“The apartment belongs to the new husband. It doesn’t fit Hominy, but she places her things in it. She places her things next to the items that do not belong to her, her few items of clothing: a mint-green sweater and a leather jacket lined with wool. A first-edition Fran Ross, a spider plant.” 

What matters most, as Hominy experiences the ups and downs of this late in life marriage, are the risks she takes in order to boldly self-declare.

Where Scodellaro’s characters do not find intimacy, they forge it. In “Spalding,” Jazmynn lingers in the intimate moments of her last days with her long-term lover: “Before his departure Jazmynn had helped him to shave his eyebrows, his back, his shins, and his arms with the razor. Together they rubbed cocoa butter all over his body.” After he leaves, she gathers all the items he’s left behind and takes a long moment of spiritual pause. Another woman, one who may or may not be her lover’s new partner, shows up, Jazmynn and the woman develop a physical closeness, a near-reluctant one. They talk like old friends, have dinner together, and fall asleep on the bed with the former partner’s items between them. 

In Mark McGurl’s essay “Gigantic Realism,” he laments the disappearance of the giant from realist literature.
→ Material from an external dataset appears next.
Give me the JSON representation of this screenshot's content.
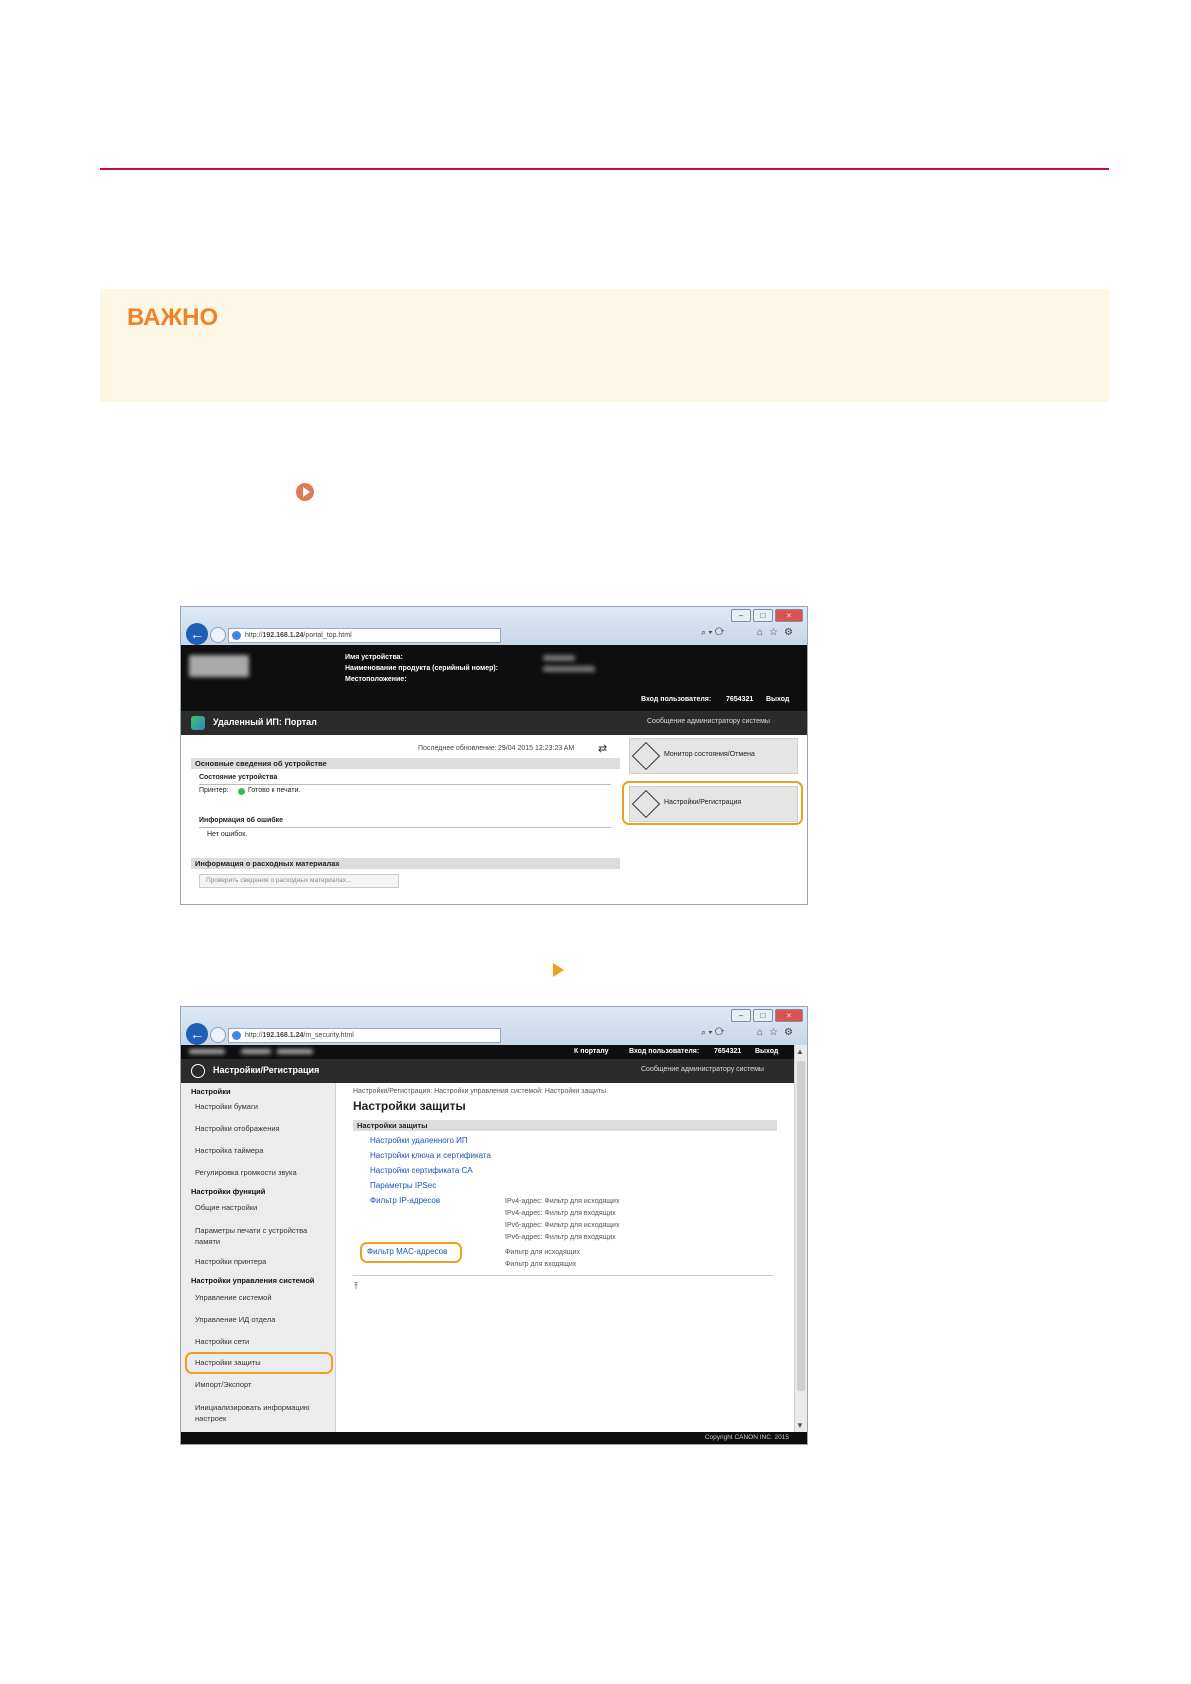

The “supersized beings” in works like Gulliver’s Travels now only “live on in children’s literature and cinema and advertisements for frozen vegetables.” McGurl suggests that the “visible incongruity” of the giant performs a narrative metafunction in fiction, often representing the “distorting effects of subjectivity.” Relatedly, Some of Them Will Carry Me overall encourages a wholesale reconsideration of scale; narratives are built through close focus, emphasizing the drama in small detail, subtle change, minute movement. Scodellaro, who has a background in photography, is constantly calibrating the vision of the reader, like zooming a camera lens, to more closely examine image and surface; the mundane is surveyed until it gives way to the unusual. The reader comes to discern scenic texture and turbulence that she might, under other circumstances, fail to notice. Scodellaro excavates the narrative tension even from moments with little to no actual motion. Consider the opening lines of “YYYY:”

“As Kendra’s son climbs through the opening in the floor, he sees the woman. First her heels, her bruised ankles, her buttocks. The woman is standing in the corner of the room, facing the wall. Kendra’s son is looking at her from this position, through the opening in the floor.”

The whole of “YYYY” is an examination of this unusual staging from the point of view of Kendra’s son (whose name we never learn, nor do we meet Kendra). This deliberate positioning is not casual. It defines this couple, quantifying the closeness (and the distance) between them.

The inscrutability and detachment of these protagonists will likely frustrate a certain reader. Others, however, will appreciate the bone-clean language and spare surrealism these narratives offer. While the stories are not linked in any obvious way (the main character in “False Lashes” might be the same as the one in “The Cord,” on a different day, with a different man—she’s just as impassioned and determined to pursue emotional and physical connection), the sharp specificity of the occasional recurring detail may inspire in the reader (at least, it inspired in me) a gasp of recognition, a brief moment of déjà vu. These stories reward—and demand—rereading. 

Scodellaro’s power and gift lie in her uncommon inventiveness, in how sensitively and patiently she plumbs narrative potentialities of a single moment. This singular, captivating debut story collection tethers one unique, explosive moment to another, and then another. The way life is lived.